[What is expected]
Repeat, word for word, all the data that follows, and exclude the pictures.

Supplied entries section start

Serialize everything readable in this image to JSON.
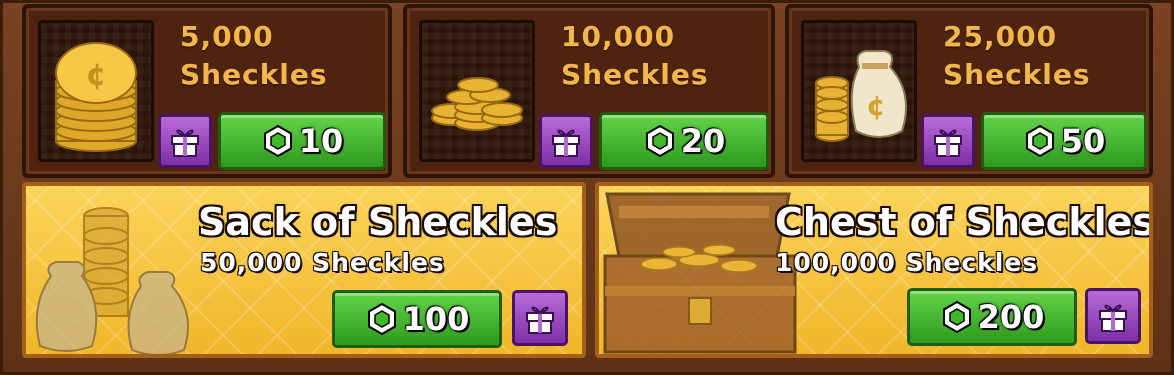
{
  "offers_small": [
    {
      "amount": "5,000",
      "unit": "Sheckles",
      "price": "10",
      "icon": "coin-stack-icon"
    },
    {
      "amount": "10,000",
      "unit": "Sheckles",
      "price": "20",
      "icon": "coin-pile-icon"
    },
    {
      "amount": "25,000",
      "unit": "Sheckles",
      "price": "50",
      "icon": "coin-bag-icon"
    }
  ],
  "offers_large": [
    {
      "title": "Sack of Sheckles",
      "subtitle": "50,000 Sheckles",
      "price": "100",
      "icon": "coin-sacks-icon"
    },
    {
      "title": "Chest of Sheckles",
      "subtitle": "100,000 Sheckles",
      "price": "200",
      "icon": "treasure-chest-icon"
    }
  ],
  "colors": {
    "buy_green": "#3fb82a",
    "gift_purple": "#9a42c4",
    "gold_text": "#f3b64a",
    "card_gold": "#f7c33a"
  }
}
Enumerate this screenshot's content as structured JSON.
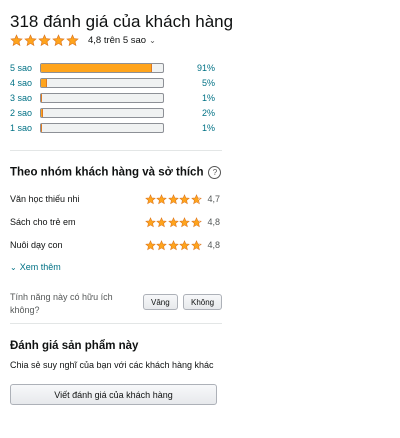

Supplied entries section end

[Worked solution]
Serialize everything readable in this image to JSON.
{
  "offers_small": [
    {
      "amount": "5,000",
      "unit": "Sheckles",
      "price": "10",
      "icon": "coin-stack-icon"
    },
    {
      "amount": "10,000",
      "unit": "Sheckles",
      "price": "20",
      "icon": "coin-pile-icon"
    },
    {
      "amount": "25,000",
      "unit": "Sheckles",
      "price": "50",
      "icon": "coin-bag-icon"
    }
  ],
  "offers_large": [
    {
      "title": "Sack of Sheckles",
      "subtitle": "50,000 Sheckles",
      "price": "100",
      "icon": "coin-sacks-icon"
    },
    {
      "title": "Chest of Sheckles",
      "subtitle": "100,000 Sheckles",
      "price": "200",
      "icon": "treasure-chest-icon"
    }
  ],
  "colors": {
    "buy_green": "#3fb82a",
    "gift_purple": "#9a42c4",
    "gold_text": "#f3b64a",
    "card_gold": "#f7c33a"
  }
}
Enumerate this screenshot's content as structured JSON.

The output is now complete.